Plans are in the pipeline for the federal government to procure additional eight cancer screening machines in a bid to reducing the menace of the scourge in the country.
The Minister of Health, Professor Isaac Adewole, made this known on Tuesday evening in Abuja while playing host to officials and members of the Medical And Dental Consultants’ Association of Nigeria (MDCAN) led by its President, Professor Ngim E. Ngim, when they paid him a courtesy visit.
Adewole said a minimum of eight cancer screening equipment would be bought, one for each of the six geo-political zones in the country, one for the Lagos University Teaching Hospital (LUTH), and another one for the National Hospital, Abuja.
The Health Minister also said most of the cancer screening equipment in all the teaching hospitals across the country would be refurbished pending the arrival of the new ones.
“Treatment for cancer is expensive; we know how much our people pay even in Ghana to treat the disease. Those who can pay, we should allow them to pay, while we can also take care of the poor. We are partnering the Sovereign Wealth Fund office to acquire more cancer fighting equipment for our hospitals across the country.
“The Niger Delta Development Commission (NDDC) is also ready to support us to have one of those machines in Uyo, Akwa Ibom State and another one in Port Harcourt. In fact, we may get about 10,” he stated.

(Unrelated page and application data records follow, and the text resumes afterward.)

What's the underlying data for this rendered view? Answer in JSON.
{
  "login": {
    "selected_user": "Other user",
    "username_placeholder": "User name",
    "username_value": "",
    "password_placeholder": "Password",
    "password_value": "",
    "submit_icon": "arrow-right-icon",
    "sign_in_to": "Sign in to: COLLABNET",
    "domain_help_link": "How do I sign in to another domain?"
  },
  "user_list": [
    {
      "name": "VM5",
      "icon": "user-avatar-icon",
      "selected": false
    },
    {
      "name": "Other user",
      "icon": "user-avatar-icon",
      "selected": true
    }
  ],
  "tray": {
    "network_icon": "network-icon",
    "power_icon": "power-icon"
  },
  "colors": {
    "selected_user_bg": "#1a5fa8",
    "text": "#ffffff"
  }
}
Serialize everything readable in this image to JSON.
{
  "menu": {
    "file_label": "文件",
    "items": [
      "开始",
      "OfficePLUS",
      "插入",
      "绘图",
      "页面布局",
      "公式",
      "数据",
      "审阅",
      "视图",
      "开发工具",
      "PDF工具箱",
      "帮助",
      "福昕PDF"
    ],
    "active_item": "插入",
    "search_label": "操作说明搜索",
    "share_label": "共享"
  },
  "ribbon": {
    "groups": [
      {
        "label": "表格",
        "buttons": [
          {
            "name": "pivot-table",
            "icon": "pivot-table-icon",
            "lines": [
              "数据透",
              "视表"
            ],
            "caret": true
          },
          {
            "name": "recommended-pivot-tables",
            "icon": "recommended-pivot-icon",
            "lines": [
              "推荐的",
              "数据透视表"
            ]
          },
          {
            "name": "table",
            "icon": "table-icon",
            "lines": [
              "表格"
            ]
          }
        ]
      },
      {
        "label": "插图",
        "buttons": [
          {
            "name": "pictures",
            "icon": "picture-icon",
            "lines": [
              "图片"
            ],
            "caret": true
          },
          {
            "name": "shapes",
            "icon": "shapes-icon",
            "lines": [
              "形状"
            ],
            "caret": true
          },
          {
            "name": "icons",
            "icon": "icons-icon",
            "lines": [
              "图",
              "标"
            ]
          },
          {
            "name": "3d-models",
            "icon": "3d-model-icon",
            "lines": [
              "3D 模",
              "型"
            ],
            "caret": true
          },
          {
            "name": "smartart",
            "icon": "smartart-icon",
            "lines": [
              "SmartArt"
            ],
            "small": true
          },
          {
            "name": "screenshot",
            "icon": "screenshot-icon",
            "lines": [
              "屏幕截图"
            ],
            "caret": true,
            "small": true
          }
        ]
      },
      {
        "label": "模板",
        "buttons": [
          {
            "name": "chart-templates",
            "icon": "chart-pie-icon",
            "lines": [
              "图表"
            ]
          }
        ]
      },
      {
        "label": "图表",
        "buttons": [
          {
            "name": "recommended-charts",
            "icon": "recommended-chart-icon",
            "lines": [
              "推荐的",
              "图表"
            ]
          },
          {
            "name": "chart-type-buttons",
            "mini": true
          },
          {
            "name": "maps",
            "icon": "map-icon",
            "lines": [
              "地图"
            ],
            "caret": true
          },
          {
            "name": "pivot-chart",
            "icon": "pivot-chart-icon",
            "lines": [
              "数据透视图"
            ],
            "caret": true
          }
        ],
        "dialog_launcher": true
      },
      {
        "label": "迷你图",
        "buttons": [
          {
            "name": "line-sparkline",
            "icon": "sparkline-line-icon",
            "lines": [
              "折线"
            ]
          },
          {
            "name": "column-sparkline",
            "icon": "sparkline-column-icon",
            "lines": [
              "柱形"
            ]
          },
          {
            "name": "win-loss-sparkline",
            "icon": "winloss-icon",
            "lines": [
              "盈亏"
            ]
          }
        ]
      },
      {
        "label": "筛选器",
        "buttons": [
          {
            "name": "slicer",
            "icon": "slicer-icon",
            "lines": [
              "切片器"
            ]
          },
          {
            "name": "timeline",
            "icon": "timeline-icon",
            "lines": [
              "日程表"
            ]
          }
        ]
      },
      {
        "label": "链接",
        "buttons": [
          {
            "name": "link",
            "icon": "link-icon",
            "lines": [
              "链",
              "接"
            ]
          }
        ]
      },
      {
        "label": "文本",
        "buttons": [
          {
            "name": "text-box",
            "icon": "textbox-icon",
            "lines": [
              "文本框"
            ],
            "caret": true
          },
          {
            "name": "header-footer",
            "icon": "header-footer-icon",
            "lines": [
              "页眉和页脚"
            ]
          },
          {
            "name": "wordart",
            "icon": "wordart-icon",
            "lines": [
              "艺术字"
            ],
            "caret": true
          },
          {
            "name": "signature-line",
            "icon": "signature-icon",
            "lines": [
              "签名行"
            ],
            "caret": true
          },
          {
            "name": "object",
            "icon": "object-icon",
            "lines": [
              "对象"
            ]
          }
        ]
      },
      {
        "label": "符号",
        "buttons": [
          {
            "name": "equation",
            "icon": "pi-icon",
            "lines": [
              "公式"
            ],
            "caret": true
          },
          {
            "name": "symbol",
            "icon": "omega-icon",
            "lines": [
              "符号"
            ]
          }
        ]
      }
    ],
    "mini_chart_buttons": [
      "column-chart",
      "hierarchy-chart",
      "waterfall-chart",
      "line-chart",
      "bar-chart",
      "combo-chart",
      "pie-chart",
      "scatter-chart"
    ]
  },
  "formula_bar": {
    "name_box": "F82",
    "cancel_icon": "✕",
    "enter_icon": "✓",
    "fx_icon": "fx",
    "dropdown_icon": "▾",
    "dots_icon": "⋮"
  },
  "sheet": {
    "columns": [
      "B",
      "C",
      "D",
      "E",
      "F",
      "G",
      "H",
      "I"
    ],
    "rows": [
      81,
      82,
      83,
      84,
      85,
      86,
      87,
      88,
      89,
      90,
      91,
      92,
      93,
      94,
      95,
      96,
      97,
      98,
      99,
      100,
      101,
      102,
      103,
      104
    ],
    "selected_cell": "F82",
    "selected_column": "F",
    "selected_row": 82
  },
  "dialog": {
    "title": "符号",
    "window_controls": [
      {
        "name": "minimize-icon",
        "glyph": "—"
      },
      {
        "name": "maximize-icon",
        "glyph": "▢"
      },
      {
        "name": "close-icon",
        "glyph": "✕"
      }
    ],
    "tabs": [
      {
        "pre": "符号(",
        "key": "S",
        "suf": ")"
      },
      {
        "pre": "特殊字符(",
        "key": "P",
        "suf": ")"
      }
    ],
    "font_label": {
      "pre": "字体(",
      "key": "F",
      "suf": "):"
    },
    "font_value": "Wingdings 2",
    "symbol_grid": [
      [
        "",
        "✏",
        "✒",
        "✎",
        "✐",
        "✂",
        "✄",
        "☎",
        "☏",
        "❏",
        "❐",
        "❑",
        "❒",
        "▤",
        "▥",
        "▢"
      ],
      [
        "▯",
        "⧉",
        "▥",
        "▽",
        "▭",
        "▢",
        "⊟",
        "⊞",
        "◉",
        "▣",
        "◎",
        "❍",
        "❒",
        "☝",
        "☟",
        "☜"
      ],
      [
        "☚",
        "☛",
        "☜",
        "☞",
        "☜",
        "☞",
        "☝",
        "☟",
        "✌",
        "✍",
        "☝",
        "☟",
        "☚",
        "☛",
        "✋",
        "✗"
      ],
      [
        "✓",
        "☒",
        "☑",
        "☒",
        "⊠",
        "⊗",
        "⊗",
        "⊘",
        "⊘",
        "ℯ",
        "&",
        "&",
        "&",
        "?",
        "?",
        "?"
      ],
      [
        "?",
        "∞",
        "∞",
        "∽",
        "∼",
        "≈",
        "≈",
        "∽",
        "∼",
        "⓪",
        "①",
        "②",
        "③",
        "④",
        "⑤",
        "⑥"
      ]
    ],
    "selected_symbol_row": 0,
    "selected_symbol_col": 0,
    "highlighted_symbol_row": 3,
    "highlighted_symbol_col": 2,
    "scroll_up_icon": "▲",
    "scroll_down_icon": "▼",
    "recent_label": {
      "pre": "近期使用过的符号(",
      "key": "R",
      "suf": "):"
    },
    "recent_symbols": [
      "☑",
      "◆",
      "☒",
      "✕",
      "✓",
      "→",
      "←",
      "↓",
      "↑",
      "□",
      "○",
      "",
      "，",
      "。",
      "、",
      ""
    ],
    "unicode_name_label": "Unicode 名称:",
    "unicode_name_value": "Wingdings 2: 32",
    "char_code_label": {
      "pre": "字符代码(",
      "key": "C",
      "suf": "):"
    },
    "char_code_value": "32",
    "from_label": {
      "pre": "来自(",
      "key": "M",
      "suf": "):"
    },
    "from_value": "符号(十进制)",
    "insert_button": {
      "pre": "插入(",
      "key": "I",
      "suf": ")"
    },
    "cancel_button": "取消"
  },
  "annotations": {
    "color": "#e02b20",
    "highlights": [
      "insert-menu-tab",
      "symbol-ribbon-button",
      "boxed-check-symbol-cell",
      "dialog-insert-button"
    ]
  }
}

The minister frowned at the attitude of some consultants whom he alleged hardly do any work in the hospitals nowadays as they have delegated responsibilities to Resident Doctors, adding that there are consultants who do not carry out any surgical operation in a year.
Professor Adewole also said any strike by resident doctors should not necessarily lead to the closure of a teaching hospital, as he called on consultants to rise to the occasion and carry out skeletal services.
He called on the consultants to take a second look at the knowledge being impacted on resident doctors now in order to improve the overall health care delivery programme in the country.
While Adewole asked the consultants to show understanding as the allocations coming to the Health Ministry from the federal government is not enough to tackle the challenges facing the health sector, he called on the consultants and chief medical directors of teaching hospitals across the country to effectively utilise their Internally Generated Revenue (IGR) for their capital projects.
Earlier in his address, Professor Ngim praised the minister for the prompt response the ministry now gives to incidences of epidemic outbreaks in the country as well as his efforts to bring the health closer to the people through the establishment of more primary health care centres in the country.
He called on the minister to intervene in resolving all court cases in the health sector, particularly those involving pathologists and other allied health workers.
Ngim also implored the minister to take a look at the retirement age of consultants in the country currently pegged at 60, pointing out that there is the need for the system to maximise the experiences of these senior specialist doctors by increasing their retirement age to 65 years.